"I started to ignore my wife, ALOT, and sadly, my 2 daughters even more. Many times I would forget to eat and drink because I was so consumed with this game. Sometimes I had to go to the bathroom but I didn't want to get up because most of the time it was in the middle of a tough fight and I just couldn't leave my computer because the thought of even dying in this game is scary. ... Here I am now sitting in my apartment tonight, alone, no wife and no kids by my side. I could have avoided this if I hadn't played so much, but I did the contrary and that is a fact that I will have to live with for the rest of my life."
Jerald Block, an Oregon psychiatrist who has written medical journal articles in favor of a video game addiction diagnosis, says the majority of people who have an issue with gaming also have other disorders such as depression, anxiety or ADHD (attention deficit hyperactivity disorder).
"Doctors need to be trained to look for gaming addiction because it complicates other disorders," he says. "This is important because if a person has depression and anxiety, part of the goal of treatment is to get out and function in the real world. If computer use is holding them at home and the virtual world is so rewarding, then they won't want to get out in the real world."
Dr. Block points out that the United States already lags behind in recognizing the dangers of video game overuse. South Korea, for example, recognizes it as a serious public health problem and has trained 1,043 counselors in the treatment of Internet addiction at more than 190 hospitals and treatment centers.
In China, Tao Ran, director of Addiction Medicine at Beijing Military Region Central Hospital, recently reported that 13.7 percent of Chinese adolescent Internet users - about 10 million teens - meet Internet addiction diagnostic criteria.
As a result, in 2007 China began restricting computer game use; current laws now discourage more than three hours of daily game use.
Still, Dr. Block is skeptical that the United States will follow suit.
"The industry sells nine games every second," he says. "There are very powerful forces that are allied against ever seeing this diagnosis in the DSM."
Hal Halpin, president of the Entertainment Consumers Association, a gamers' advocacy group, says while substance addiction is a serious problem, it is unfair to single out gaming.
"What we're really talking about here is media addiction, but unfortunately we're not even talking about that," he says. "The issue has been politicized down to games, to the exclusion of all other media, including movies, music and television.
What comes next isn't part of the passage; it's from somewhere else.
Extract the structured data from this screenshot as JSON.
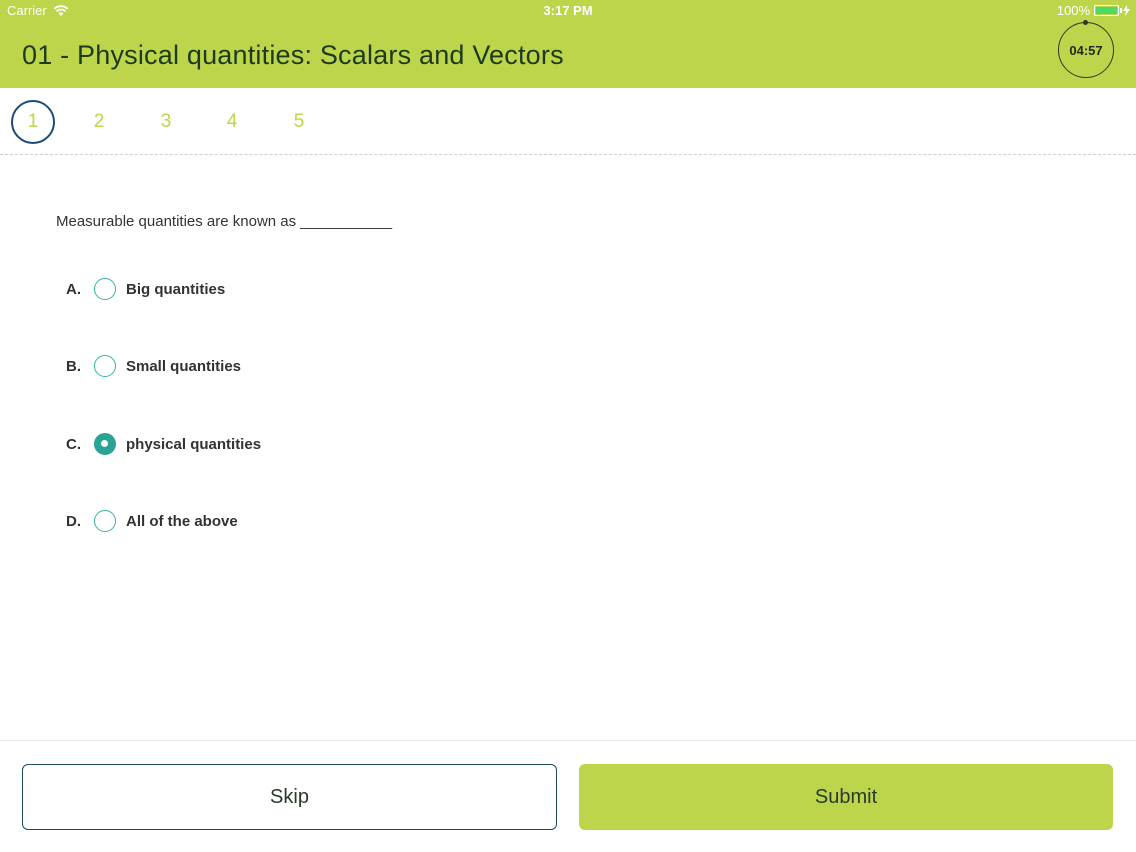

It seems disingenuous on its face. Is there a small percentage of folks who turn their TV or movie watching or game playing into an obsession? Sure. There's an argument to be made for Trekkies, 'Star Wars' fans and even 'Sex and the City' devotees - all of whom repeat behaviors that can be paralleled with unhealthy substance addictions, but that does not a causal relationship make."
Addiction experts also fall on both sides of the argument.
"There is nothing here to suggest that this is a complex physiological disease state akin to alcoholism or other substance-abuse disorders, and it doesn't get to have the word 'addiction' attached to it," said Stuart Gitlow, a New York addiction psychiatrist, at the 2007 AMA meeting.
David Walsh, founder of the National Institute for Media and the Family, says the debate - as well as the number of gamers showing symptoms - is likely to grow between now and the time the next DSM is published.
"I think more and more clinicians are seeing gamers whose playing patterns are so similar to those who have drug and alcohol addiction," Mr. Walsh says. "I am not talking about kids who really like and enjoy video games; I am talking about players who get so involved in the game that other activities suffer, as does their physical health. The video game industry hates the term, though. The word addiction connotes a lot of issues they do not want to go near."